Seventy-seven-year-old Satish Sundra is a happy man today: Thursday's Supreme Court directive which said that no "automatic arrests" could be made under Section 498(a) of the Dowry Prohibition Act, 1961, has come a bit late for him. But he feels vindicated, satisfied that the court has taken heed of the sufferings of many like him.
Sundra's son Amit got married in October 2004 and the problems started soon after. She would demand hefty sums as pocket money and to go on long vacations. Six months later, she left for her father's home and in early 2005 filed a case under section 498(a) against Sundra and his son. The case continued for eight long years and Amit, traumatised, went into depression.
"Every time we approached her for an out-of-court settlement, she would agree but later demand more money. Finally, in 2012, we reached a settlement in court," he says. Amit, who has remarried.
Section 498(a) is a landmark legal provision inserted into the law books in 1983 after a concerted public campaign by women's organisations across the country under the Dahej Virodhi Chetna Manch.
Over the years, says Rohit Girdhar, counsellor with Confidare, an organisation that supports men fighting legal battles over dowry harassment, "Section 498(a) has become a tool to settle scores or meet unreasonable demands. A women has a problems with her husband, she sees a lawyer who tells her that if she wants to get her way, she should file a case under this section. Often, even distant relatives who live abroad are named in the FIR." Naturally, Girdhar is happy at the SC directive, calling it a landmark.

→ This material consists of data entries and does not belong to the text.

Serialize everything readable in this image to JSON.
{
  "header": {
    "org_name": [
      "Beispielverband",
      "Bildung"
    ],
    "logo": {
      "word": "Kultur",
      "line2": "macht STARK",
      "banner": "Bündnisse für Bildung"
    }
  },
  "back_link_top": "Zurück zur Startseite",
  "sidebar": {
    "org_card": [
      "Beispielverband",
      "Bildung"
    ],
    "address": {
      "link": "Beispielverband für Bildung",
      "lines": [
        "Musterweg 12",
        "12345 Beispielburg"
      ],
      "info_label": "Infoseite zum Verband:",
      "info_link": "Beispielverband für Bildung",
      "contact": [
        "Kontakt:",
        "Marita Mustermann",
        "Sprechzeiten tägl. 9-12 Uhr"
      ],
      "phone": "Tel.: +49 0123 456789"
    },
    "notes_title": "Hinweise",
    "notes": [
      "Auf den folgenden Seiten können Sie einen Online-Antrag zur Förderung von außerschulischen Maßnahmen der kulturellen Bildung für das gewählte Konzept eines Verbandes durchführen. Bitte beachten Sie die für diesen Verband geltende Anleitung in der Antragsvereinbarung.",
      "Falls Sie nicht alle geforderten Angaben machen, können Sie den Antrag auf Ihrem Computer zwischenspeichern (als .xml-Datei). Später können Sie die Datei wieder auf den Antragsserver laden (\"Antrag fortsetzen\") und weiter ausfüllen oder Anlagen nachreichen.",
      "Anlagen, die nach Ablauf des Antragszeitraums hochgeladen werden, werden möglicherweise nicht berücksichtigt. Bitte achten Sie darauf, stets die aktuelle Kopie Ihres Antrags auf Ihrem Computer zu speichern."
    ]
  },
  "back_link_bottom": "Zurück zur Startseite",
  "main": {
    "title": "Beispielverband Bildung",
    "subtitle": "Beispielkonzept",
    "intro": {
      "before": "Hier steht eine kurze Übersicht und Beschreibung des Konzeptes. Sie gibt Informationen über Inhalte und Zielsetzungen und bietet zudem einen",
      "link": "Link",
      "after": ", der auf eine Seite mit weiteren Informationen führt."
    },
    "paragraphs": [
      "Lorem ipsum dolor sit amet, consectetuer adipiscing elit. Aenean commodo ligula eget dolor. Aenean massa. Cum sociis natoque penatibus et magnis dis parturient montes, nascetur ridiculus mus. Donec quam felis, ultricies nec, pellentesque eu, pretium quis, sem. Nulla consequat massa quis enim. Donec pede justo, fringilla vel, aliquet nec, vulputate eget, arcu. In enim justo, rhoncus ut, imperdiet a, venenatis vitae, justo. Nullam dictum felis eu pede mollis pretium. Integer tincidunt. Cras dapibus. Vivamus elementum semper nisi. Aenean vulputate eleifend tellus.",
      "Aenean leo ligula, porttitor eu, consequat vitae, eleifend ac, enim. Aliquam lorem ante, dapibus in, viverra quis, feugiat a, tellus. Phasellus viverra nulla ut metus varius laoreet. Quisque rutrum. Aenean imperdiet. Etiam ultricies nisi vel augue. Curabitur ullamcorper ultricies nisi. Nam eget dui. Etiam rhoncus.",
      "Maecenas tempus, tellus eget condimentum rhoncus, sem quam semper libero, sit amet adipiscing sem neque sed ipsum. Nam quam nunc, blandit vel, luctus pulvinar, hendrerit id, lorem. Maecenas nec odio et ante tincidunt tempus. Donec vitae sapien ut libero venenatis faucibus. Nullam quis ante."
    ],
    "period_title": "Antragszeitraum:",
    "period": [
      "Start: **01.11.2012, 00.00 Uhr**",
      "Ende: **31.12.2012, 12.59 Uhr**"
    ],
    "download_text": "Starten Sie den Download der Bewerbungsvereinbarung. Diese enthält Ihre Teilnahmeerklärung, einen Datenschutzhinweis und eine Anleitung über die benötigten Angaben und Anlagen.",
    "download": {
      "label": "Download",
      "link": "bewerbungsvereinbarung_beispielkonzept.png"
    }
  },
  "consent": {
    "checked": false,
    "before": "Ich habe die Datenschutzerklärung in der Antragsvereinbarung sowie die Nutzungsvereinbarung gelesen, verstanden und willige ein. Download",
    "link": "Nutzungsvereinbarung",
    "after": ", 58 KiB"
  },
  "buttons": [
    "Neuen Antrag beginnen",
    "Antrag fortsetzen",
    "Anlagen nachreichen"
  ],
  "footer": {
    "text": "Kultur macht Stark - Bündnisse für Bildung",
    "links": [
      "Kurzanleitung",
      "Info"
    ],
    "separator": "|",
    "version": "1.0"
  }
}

P Suresh, president of men's support group, Family Harmony Society, is more circumspect. "It is a small step," he said. "In 2005, the SC had described 498(a) as legal terror. More than 27 judgments by various high courts and SC have acknowledged that 498(a) is biased. But nothing has happened, and children, mothers and sisters continue to be arrested. Conditions on the ground have not changed because the police are not aware of these provisions."
Suresh felt that the law should be gender neutral so that even men can file a complaint under 498(a). He added that there needed to be a provision for severe punishment in case of misuse of 498(a) is proven.
"Section 3 of the act says that the dowry giver is as culpable as the dowry take. But the judiciary never entertains such cases," Suresh says.
Women's organisations, naturally, are not happy with the SC directive. Ranjana Kumari, director of Centre for Social Research, dismisses allegations of misuse. "There were 8,000 cases of dowry deaths reported in 2012 mostly from rural areas. This is the only legal provision with any teeth available to women who are victims of dowry violence," she said.
Sudha Sundararaman of All India Democratic Women's Association general secretary, calls the SC directive "unfortunate" . "As it is few people arrested under the section are convicted," she said.
According to Kumari, women were being made the scapegoat for faulty implementation of the law by the police. "Section 41 of the law clearly lays down nine conditionalities for the arrest — that the police needs ascertain that the arrest is necessary for proper investigation, to prevent tampering of evidence, etc. When the magistrate authorises detention, he must look into whether the police has followed these conditionalities. Why blame women for misuse of Sec 498(a)?"